(Exercise): What is the number of lines in these records that hold the word "legend"? Reply with that number alone.

(Material to process):
▽

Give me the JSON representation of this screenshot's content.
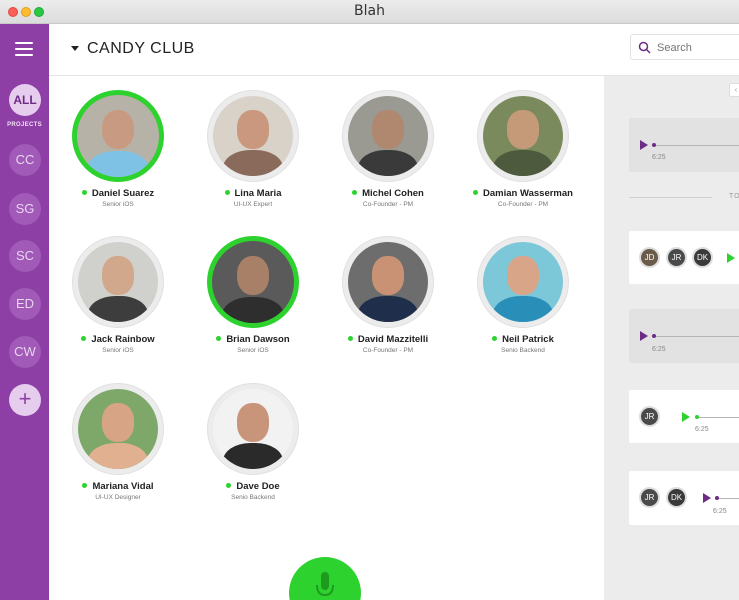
{
  "window": {
    "title": "Blah"
  },
  "sidebar": {
    "items": [
      {
        "label": "ALL",
        "caption": "PROJECTS",
        "active": true
      },
      {
        "label": "CC"
      },
      {
        "label": "SG"
      },
      {
        "label": "SC"
      },
      {
        "label": "ED"
      },
      {
        "label": "CW"
      }
    ],
    "add_label": "+"
  },
  "header": {
    "title": "CANDY CLUB",
    "search_placeholder": "Search"
  },
  "members": [
    {
      "name": "Daniel Suarez",
      "role": "Senior iOS",
      "ring": "online"
    },
    {
      "name": "Lina Maria",
      "role": "UI-UX Expert",
      "ring": "none"
    },
    {
      "name": "Michel Cohen",
      "role": "Co-Founder - PM",
      "ring": "none"
    },
    {
      "name": "Damian Wasserman",
      "role": "Co-Founder - PM",
      "ring": "none"
    },
    {
      "name": "Jack Rainbow",
      "role": "Senior iOS",
      "ring": "none"
    },
    {
      "name": "Brian Dawson",
      "role": "Senior iOS",
      "ring": "online"
    },
    {
      "name": "David Mazzitelli",
      "role": "Co-Founder - PM",
      "ring": "none"
    },
    {
      "name": "Neil Patrick",
      "role": "Senio Backend",
      "ring": "none"
    },
    {
      "name": "Mariana Vidal",
      "role": "UI-UX Designer",
      "ring": "none"
    },
    {
      "name": "Dave Doe",
      "role": "Senio Backend",
      "ring": "none"
    }
  ],
  "feed": {
    "divider_label": "TO",
    "messages": [
      {
        "time": "6:25"
      },
      {
        "avatars": [
          "JD",
          "JR",
          "DK"
        ]
      },
      {
        "time": "6:25"
      },
      {
        "avatars": [
          "JR"
        ],
        "time": "6:25"
      },
      {
        "avatars": [
          "JR",
          "DK"
        ],
        "time": "6:25"
      }
    ]
  },
  "colors": {
    "sidebar": "#8d3fa5",
    "accent_green": "#2ed22e",
    "play_purple": "#6d2c86",
    "feed_bg": "#ececec"
  }
}
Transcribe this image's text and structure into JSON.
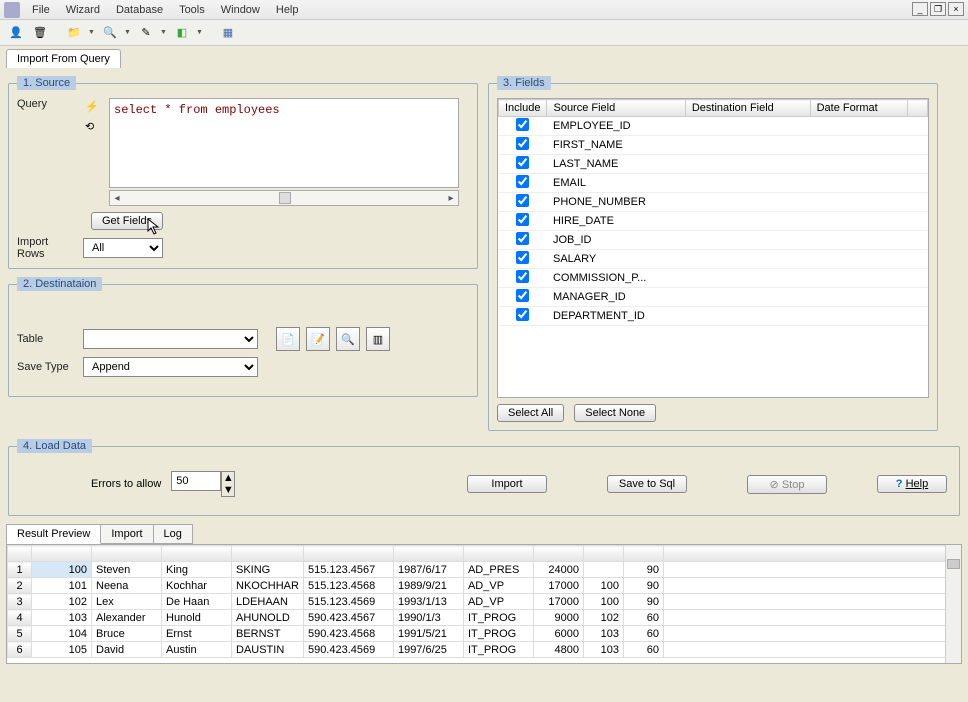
{
  "menus": [
    "File",
    "Wizard",
    "Database",
    "Tools",
    "Window",
    "Help"
  ],
  "tab_title": "Import From Query",
  "source": {
    "legend": "1. Source",
    "query_label": "Query",
    "query_text": "select * from employees",
    "get_fields": "Get Fields",
    "import_rows_label": "Import Rows",
    "import_rows_value": "All"
  },
  "destination": {
    "legend": "2. Destinataion",
    "table_label": "Table",
    "table_value": "",
    "save_type_label": "Save Type",
    "save_type_value": "Append"
  },
  "fields": {
    "legend": "3. Fields",
    "cols": [
      "Include",
      "Source Field",
      "Destination Field",
      "Date Format"
    ],
    "rows": [
      "EMPLOYEE_ID",
      "FIRST_NAME",
      "LAST_NAME",
      "EMAIL",
      "PHONE_NUMBER",
      "HIRE_DATE",
      "JOB_ID",
      "SALARY",
      "COMMISSION_P...",
      "MANAGER_ID",
      "DEPARTMENT_ID"
    ],
    "select_all": "Select All",
    "select_none": "Select None"
  },
  "load": {
    "legend": "4. Load Data",
    "errors_label": "Errors to allow",
    "errors_value": "50",
    "import_btn": "Import",
    "save_sql_btn": "Save to Sql",
    "stop_btn": "Stop",
    "help_btn": "Help"
  },
  "bottom_tabs": [
    "Result Preview",
    "Import",
    "Log"
  ],
  "grid": {
    "rows": [
      [
        "100",
        "Steven",
        "King",
        "SKING",
        "515.123.4567",
        "1987/6/17",
        "AD_PRES",
        "24000",
        "",
        "90"
      ],
      [
        "101",
        "Neena",
        "Kochhar",
        "NKOCHHAR",
        "515.123.4568",
        "1989/9/21",
        "AD_VP",
        "17000",
        "100",
        "90"
      ],
      [
        "102",
        "Lex",
        "De Haan",
        "LDEHAAN",
        "515.123.4569",
        "1993/1/13",
        "AD_VP",
        "17000",
        "100",
        "90"
      ],
      [
        "103",
        "Alexander",
        "Hunold",
        "AHUNOLD",
        "590.423.4567",
        "1990/1/3",
        "IT_PROG",
        "9000",
        "102",
        "60"
      ],
      [
        "104",
        "Bruce",
        "Ernst",
        "BERNST",
        "590.423.4568",
        "1991/5/21",
        "IT_PROG",
        "6000",
        "103",
        "60"
      ],
      [
        "105",
        "David",
        "Austin",
        "DAUSTIN",
        "590.423.4569",
        "1997/6/25",
        "IT_PROG",
        "4800",
        "103",
        "60"
      ]
    ]
  }
}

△

(Task response): 4